- Depression and other health risks: are they more prevalent in the LGBTQ community? What do the studies say?
Other related topics could also be selected.
Thu 2nd January — Academic sessions either in Oxford, Cambridge, or London (Imperial college and British Museum) (Programme in progress).
Fri 3rd January — Academic sessions in London (including standing-lunch and coffee breaks), 10.00 – 18.00 h.
Sat 4th January — Academic sessions in London (including standing-lunch and coffee breaks), 10.00 – 18.00 h.
If you are interested in attending, please complete the online application form.
All participants are kindly requested to make their own accommodation arrangements.
Affordable accommodation can be found at:
- Palmers Lodge, Swiss Cottage (only five minutes walk away from the venue of the Conference).
- Netherhall House (Please note that Netherhall can offer very limited accommodation, and is only for male participants).
Quantum Physics, Evolution & Algorithms:
What does it mean to be human?
Quantum physics, relativity, evolutionary biology, neuroscience, and computer science have introduced issues which challenge a flat materialistic view of the world and human beings.
On the other hand, science is giving rise to powerful technologies which will increase our capacity for constructing the world and shaping humanity. Quantum computing and Genome editing (CRISPR/Cas9) are among the technologies with the most far-reaching implications.
The fascination with new knowledge and new technologies ask for a reflection about how scientific results may contribute to discussing and answering anthropological, philosophical and theological questions relevant to science and technology.
The contributions and discussions in Oxford and London during IIS2019 have shown the interest of students and young researchers in defining what is human and bridging the gap between atheism and belief based on today’s science.
The frame of the coming conference will be the perspective pointed out by Stephen Hawking in his about Gödel’s theorem.

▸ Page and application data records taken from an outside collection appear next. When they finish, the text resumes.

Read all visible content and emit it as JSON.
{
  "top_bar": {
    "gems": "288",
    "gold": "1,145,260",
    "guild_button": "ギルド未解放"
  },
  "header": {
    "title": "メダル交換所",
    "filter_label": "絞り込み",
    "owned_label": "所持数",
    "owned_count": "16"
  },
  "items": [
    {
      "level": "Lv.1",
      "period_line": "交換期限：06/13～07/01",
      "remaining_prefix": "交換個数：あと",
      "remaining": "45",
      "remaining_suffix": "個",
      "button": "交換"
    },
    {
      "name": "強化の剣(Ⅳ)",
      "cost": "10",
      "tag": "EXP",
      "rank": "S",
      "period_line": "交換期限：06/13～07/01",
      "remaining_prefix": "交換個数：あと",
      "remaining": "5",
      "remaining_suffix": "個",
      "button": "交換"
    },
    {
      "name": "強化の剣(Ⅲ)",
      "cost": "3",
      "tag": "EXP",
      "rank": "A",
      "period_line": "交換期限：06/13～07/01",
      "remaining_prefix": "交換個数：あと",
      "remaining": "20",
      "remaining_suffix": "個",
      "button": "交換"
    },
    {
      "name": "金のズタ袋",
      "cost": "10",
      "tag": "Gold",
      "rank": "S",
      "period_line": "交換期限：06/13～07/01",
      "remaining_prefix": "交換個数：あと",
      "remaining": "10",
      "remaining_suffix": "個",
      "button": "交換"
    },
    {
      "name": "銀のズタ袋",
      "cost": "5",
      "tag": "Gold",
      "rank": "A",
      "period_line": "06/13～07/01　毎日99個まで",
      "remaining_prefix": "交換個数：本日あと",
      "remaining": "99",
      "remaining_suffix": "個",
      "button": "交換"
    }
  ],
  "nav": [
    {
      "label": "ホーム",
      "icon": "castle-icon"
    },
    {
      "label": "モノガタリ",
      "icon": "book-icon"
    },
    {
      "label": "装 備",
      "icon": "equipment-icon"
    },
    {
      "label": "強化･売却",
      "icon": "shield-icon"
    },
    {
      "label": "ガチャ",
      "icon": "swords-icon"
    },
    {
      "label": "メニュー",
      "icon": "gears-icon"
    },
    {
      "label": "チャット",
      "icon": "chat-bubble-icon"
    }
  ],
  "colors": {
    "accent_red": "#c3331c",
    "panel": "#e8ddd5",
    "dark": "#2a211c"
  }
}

We aim to illustrate three ideas:
1. Gödel’s and Turing’s theorems show that in mathematics there will always be solvable unsolved problems.
2. Recent developments in evolution research suggest that the beginning of Humanity cannot be established by biological means alone: it is biologically impossible to establish when the species Homo sapiens or any other species begins with anything other than arbitrary criteria.

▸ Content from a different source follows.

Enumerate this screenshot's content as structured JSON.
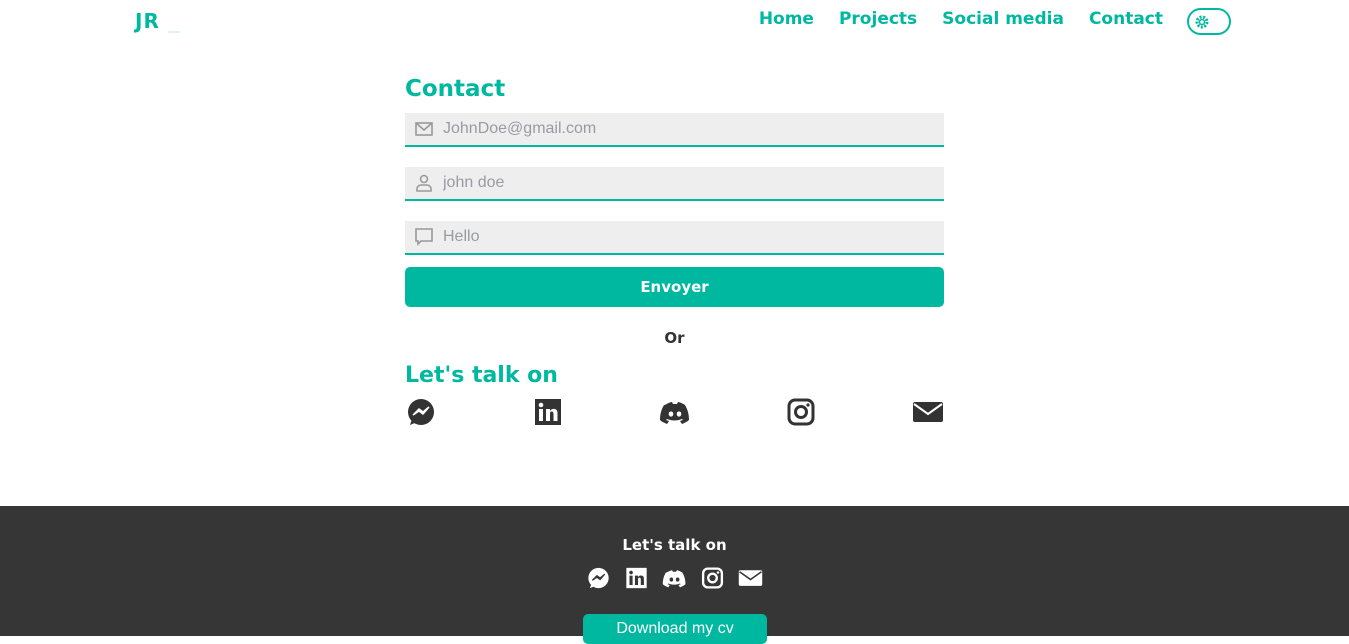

3. Quantum physics suggests that physical phenomena are not fully determined by events contained in spacetime.
These three ideas have rich anthropological, philosophical, and theological implications that the seminar aims to explore.
- Experimental science relies on observation. Can there be observation without the human observer, including his or her five senses?
- If the universe only starts with our observations, what kind of knowledge can we have about the Big Bang?
- How strong is the Physicalism argument (“everything is physical”)? Free will and personal identity logically precede the formulation of scientific theories. Are rationality and science without free will and consciousness even possible?
- The understanding of causality in light of quantum mechanics.
- The Multiverse: Hypothesis of atheism or parable of God’s omniscience?
- Human creativity cannot be reduced to deterministic computing. Could it, however, be reduced to quantum computing? And what is quantum computing after all?
- Can we define what is human without referring to moral responsibility and sense of law?
- Is death a purely biological process?
- Arguably, the beginning of humanity cannot be established exclusively by genetic and evolutionary means. What are the anthropological implications of these limitations?
- Can humanity be coherently defined without invoking the existence of God?
- What is the metaphysical perspective of the Evolution theory? Is Intelligent Design a sound argument?
- Experiments in neuroscience are persistently referred to in popular media as demonstrating that we make our decisions unconsciously. Do these results actually achieve what is claimed, and do they exclude responsible behaviour?
- Transhumanism: what are the possibilities and dangers of “improving” humanity? Is this a new version of eugenics?
- What can natural science in principle not examine: Do human beings need to understand the sense of the whole depth of their experience?